Of all the lines in the material, count those containing the string "with" and write only the resulting number.
◇ ◇ ◇
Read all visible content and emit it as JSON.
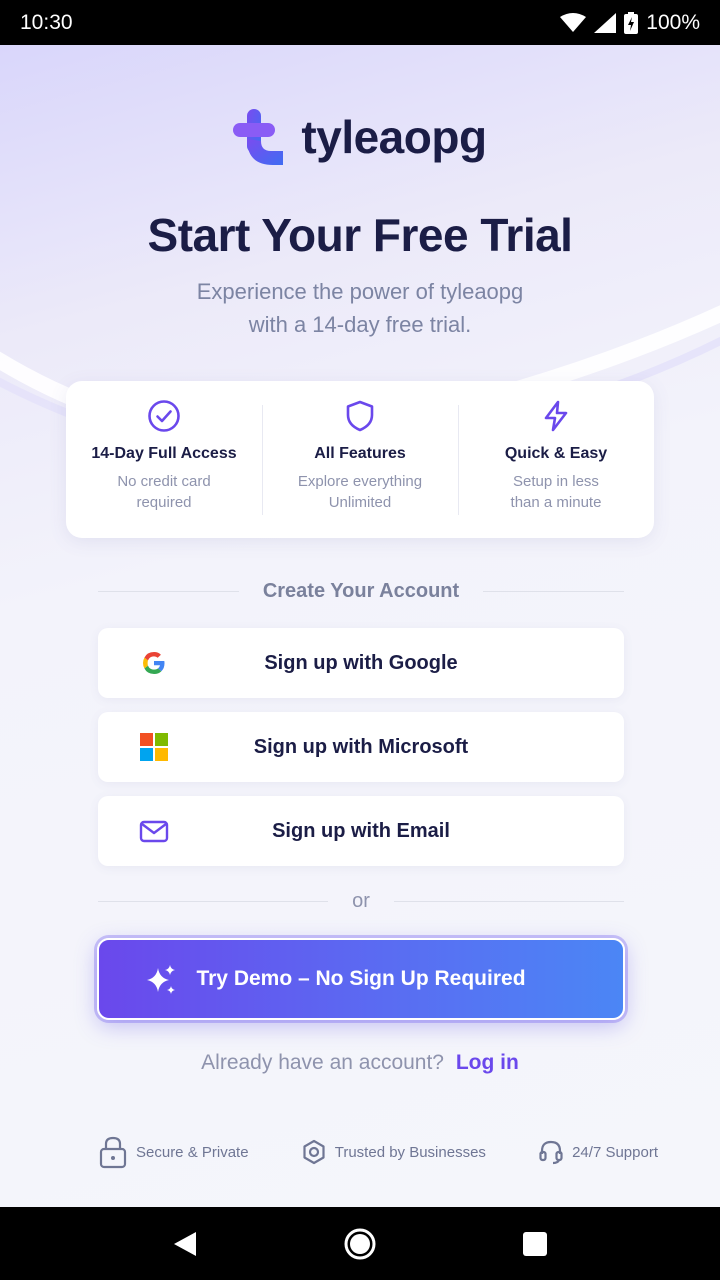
{
  "status_bar": {
    "time": "10:30",
    "battery": "100%"
  },
  "brand": {
    "name": "tyleaopg"
  },
  "hero": {
    "title": "Start Your Free Trial",
    "subtitle_line1": "Experience the power of tyleaopg",
    "subtitle_line2": "with a 14-day free trial."
  },
  "features": [
    {
      "icon": "check-circle-icon",
      "title": "14-Day Full Access",
      "desc_line1": "No credit card",
      "desc_line2": "required"
    },
    {
      "icon": "shield-icon",
      "title": "All Features",
      "desc_line1": "Explore everything",
      "desc_line2": "Unlimited"
    },
    {
      "icon": "lightning-icon",
      "title": "Quick & Easy",
      "desc_line1": "Setup in less",
      "desc_line2": "than a minute"
    }
  ],
  "account": {
    "section_label": "Create Your Account",
    "google_label": "Sign up with Google",
    "microsoft_label": "Sign up with Microsoft",
    "email_label": "Sign up with Email",
    "or_label": "or",
    "demo_label": "Try Demo – No Sign Up Required",
    "login_prompt": "Already have an account?",
    "login_link": "Log in"
  },
  "trust": [
    {
      "icon": "lock-icon",
      "label": "Secure & Private"
    },
    {
      "icon": "badge-icon",
      "label": "Trusted by Businesses"
    },
    {
      "icon": "headset-icon",
      "label": "24/7 Support"
    }
  ],
  "colors": {
    "accent": "#6a48ec",
    "accent_blue": "#4b86f5",
    "text_dark": "#1b1d46",
    "text_muted": "#8e93ad"
  }
}
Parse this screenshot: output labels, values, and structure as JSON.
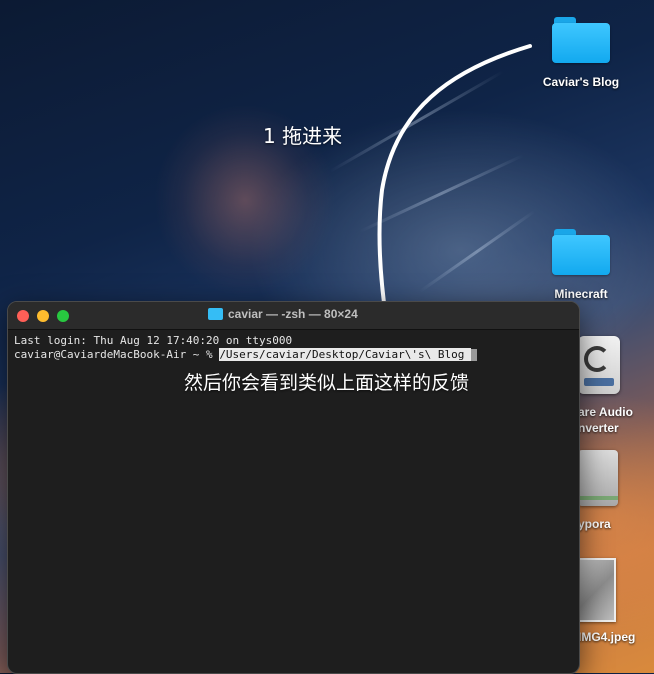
{
  "desktop": {
    "icons": [
      {
        "label": "Caviar's Blog"
      },
      {
        "label": "Minecraft"
      },
      {
        "label": "are Audio"
      },
      {
        "label": "nverter"
      },
      {
        "label": "ypora"
      },
      {
        "label": "IMG4.jpeg"
      }
    ]
  },
  "annotations": {
    "step1": "1 拖进来",
    "feedback": "然后你会看到类似上面这样的反馈"
  },
  "terminal": {
    "title": "caviar — -zsh — 80×24",
    "last_login": "Last login: Thu Aug 12 17:40:20 on ttys000",
    "prompt": "caviar@CaviardeMacBook-Air ~ % ",
    "command": "/Users/caviar/Desktop/Caviar\\'s\\ Blog "
  },
  "colors": {
    "folder": "#1aa6e8",
    "terminal_bg": "#1e1e1e",
    "close": "#ff5f57",
    "minimize": "#febc2e",
    "zoom": "#28c840"
  }
}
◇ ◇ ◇
- **YOUR RESPONSE**:
4